▶ Problem description: Write out all of the data without omission, exactly as shown.

*** Data extract Section Begins ***

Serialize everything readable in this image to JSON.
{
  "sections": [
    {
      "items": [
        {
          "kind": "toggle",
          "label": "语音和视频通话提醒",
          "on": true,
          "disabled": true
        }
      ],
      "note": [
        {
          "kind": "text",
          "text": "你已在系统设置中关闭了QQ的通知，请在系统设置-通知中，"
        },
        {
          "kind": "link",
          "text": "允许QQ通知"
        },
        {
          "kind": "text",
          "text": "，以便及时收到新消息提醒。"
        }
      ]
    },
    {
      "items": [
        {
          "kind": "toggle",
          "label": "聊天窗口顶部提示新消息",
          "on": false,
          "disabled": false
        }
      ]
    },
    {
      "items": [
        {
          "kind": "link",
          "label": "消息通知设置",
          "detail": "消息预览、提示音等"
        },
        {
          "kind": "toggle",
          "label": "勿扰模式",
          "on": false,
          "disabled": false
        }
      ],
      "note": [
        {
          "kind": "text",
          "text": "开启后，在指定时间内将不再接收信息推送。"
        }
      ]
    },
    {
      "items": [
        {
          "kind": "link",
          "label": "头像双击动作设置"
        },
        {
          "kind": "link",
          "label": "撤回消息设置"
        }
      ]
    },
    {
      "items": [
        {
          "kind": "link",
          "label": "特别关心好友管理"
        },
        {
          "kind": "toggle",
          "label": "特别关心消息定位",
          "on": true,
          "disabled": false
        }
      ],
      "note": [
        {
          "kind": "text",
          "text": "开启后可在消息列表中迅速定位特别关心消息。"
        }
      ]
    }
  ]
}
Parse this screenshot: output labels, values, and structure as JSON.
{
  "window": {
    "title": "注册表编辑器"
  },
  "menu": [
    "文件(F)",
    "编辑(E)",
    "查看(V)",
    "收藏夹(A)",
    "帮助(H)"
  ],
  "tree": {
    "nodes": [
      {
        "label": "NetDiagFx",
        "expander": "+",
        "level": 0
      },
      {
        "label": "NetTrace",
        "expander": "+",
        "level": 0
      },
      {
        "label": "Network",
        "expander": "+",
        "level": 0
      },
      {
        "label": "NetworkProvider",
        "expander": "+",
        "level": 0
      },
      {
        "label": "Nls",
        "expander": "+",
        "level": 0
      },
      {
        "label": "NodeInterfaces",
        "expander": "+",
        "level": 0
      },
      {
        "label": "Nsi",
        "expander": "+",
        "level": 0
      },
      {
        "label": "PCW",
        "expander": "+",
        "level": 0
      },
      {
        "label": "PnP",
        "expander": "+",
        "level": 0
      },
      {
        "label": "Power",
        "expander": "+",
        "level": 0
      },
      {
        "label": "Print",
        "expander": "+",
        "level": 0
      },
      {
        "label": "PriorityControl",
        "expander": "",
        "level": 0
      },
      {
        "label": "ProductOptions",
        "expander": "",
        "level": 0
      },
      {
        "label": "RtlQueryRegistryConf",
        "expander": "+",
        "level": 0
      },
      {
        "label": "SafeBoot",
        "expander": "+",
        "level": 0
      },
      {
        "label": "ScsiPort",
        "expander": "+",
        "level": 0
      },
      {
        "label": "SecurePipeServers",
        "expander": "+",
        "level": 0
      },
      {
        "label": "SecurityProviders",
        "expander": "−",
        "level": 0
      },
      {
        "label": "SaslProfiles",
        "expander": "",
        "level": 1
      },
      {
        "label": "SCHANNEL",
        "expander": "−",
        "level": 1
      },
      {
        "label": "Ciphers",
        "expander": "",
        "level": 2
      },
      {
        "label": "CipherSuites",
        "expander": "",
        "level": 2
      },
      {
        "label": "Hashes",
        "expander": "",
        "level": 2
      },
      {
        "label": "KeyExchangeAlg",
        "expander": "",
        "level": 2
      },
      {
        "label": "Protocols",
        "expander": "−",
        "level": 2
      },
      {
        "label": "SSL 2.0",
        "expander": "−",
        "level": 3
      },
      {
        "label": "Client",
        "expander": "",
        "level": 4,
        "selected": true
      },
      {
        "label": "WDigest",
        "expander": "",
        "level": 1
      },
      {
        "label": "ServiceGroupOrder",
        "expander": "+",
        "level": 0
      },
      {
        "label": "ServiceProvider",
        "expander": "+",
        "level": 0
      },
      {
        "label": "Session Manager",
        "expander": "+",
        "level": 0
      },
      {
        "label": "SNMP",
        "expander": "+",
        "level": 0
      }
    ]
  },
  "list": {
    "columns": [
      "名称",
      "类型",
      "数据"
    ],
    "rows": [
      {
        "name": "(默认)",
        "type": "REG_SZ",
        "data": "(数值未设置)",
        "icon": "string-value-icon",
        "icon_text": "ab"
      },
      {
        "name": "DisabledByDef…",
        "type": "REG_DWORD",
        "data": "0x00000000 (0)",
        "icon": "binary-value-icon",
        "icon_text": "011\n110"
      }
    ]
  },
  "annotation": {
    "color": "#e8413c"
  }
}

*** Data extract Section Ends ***

▶ Task result:
Serialize everything readable in this image to JSON.
{
  "sections": [
    {
      "items": [
        {
          "kind": "toggle",
          "label": "语音和视频通话提醒",
          "on": true,
          "disabled": true
        }
      ],
      "note": [
        {
          "kind": "text",
          "text": "你已在系统设置中关闭了QQ的通知，请在系统设置-通知中，"
        },
        {
          "kind": "link",
          "text": "允许QQ通知"
        },
        {
          "kind": "text",
          "text": "，以便及时收到新消息提醒。"
        }
      ]
    },
    {
      "items": [
        {
          "kind": "toggle",
          "label": "聊天窗口顶部提示新消息",
          "on": false,
          "disabled": false
        }
      ]
    },
    {
      "items": [
        {
          "kind": "link",
          "label": "消息通知设置",
          "detail": "消息预览、提示音等"
        },
        {
          "kind": "toggle",
          "label": "勿扰模式",
          "on": false,
          "disabled": false
        }
      ],
      "note": [
        {
          "kind": "text",
          "text": "开启后，在指定时间内将不再接收信息推送。"
        }
      ]
    },
    {
      "items": [
        {
          "kind": "link",
          "label": "头像双击动作设置"
        },
        {
          "kind": "link",
          "label": "撤回消息设置"
        }
      ]
    },
    {
      "items": [
        {
          "kind": "link",
          "label": "特别关心好友管理"
        },
        {
          "kind": "toggle",
          "label": "特别关心消息定位",
          "on": true,
          "disabled": false
        }
      ],
      "note": [
        {
          "kind": "text",
          "text": "开启后可在消息列表中迅速定位特别关心消息。"
        }
      ]
    }
  ]
}
Parse this screenshot: output labels, values, and structure as JSON.
{
  "window": {
    "title": "注册表编辑器"
  },
  "menu": [
    "文件(F)",
    "编辑(E)",
    "查看(V)",
    "收藏夹(A)",
    "帮助(H)"
  ],
  "tree": {
    "nodes": [
      {
        "label": "NetDiagFx",
        "expander": "+",
        "level": 0
      },
      {
        "label": "NetTrace",
        "expander": "+",
        "level": 0
      },
      {
        "label": "Network",
        "expander": "+",
        "level": 0
      },
      {
        "label": "NetworkProvider",
        "expander": "+",
        "level": 0
      },
      {
        "label": "Nls",
        "expander": "+",
        "level": 0
      },
      {
        "label": "NodeInterfaces",
        "expander": "+",
        "level": 0
      },
      {
        "label": "Nsi",
        "expander": "+",
        "level": 0
      },
      {
        "label": "PCW",
        "expander": "+",
        "level": 0
      },
      {
        "label": "PnP",
        "expander": "+",
        "level": 0
      },
      {
        "label": "Power",
        "expander": "+",
        "level": 0
      },
      {
        "label": "Print",
        "expander": "+",
        "level": 0
      },
      {
        "label": "PriorityControl",
        "expander": "",
        "level": 0
      },
      {
        "label": "ProductOptions",
        "expander": "",
        "level": 0
      },
      {
        "label": "RtlQueryRegistryConf",
        "expander": "+",
        "level": 0
      },
      {
        "label": "SafeBoot",
        "expander": "+",
        "level": 0
      },
      {
        "label": "ScsiPort",
        "expander": "+",
        "level": 0
      },
      {
        "label": "SecurePipeServers",
        "expander": "+",
        "level": 0
      },
      {
        "label": "SecurityProviders",
        "expander": "−",
        "level": 0
      },
      {
        "label": "SaslProfiles",
        "expander": "",
        "level": 1
      },
      {
        "label": "SCHANNEL",
        "expander": "−",
        "level": 1
      },
      {
        "label": "Ciphers",
        "expander": "",
        "level": 2
      },
      {
        "label": "CipherSuites",
        "expander": "",
        "level": 2
      },
      {
        "label": "Hashes",
        "expander": "",
        "level": 2
      },
      {
        "label": "KeyExchangeAlg",
        "expander": "",
        "level": 2
      },
      {
        "label": "Protocols",
        "expander": "−",
        "level": 2
      },
      {
        "label": "SSL 2.0",
        "expander": "−",
        "level": 3
      },
      {
        "label": "Client",
        "expander": "",
        "level": 4,
        "selected": true
      },
      {
        "label": "WDigest",
        "expander": "",
        "level": 1
      },
      {
        "label": "ServiceGroupOrder",
        "expander": "+",
        "level": 0
      },
      {
        "label": "ServiceProvider",
        "expander": "+",
        "level": 0
      },
      {
        "label": "Session Manager",
        "expander": "+",
        "level": 0
      },
      {
        "label": "SNMP",
        "expander": "+",
        "level": 0
      }
    ]
  },
  "list": {
    "columns": [
      "名称",
      "类型",
      "数据"
    ],
    "rows": [
      {
        "name": "(默认)",
        "type": "REG_SZ",
        "data": "(数值未设置)",
        "icon": "string-value-icon",
        "icon_text": "ab"
      },
      {
        "name": "DisabledByDef…",
        "type": "REG_DWORD",
        "data": "0x00000000 (0)",
        "icon": "binary-value-icon",
        "icon_text": "011\n110"
      }
    ]
  },
  "annotation": {
    "color": "#e8413c"
  }
}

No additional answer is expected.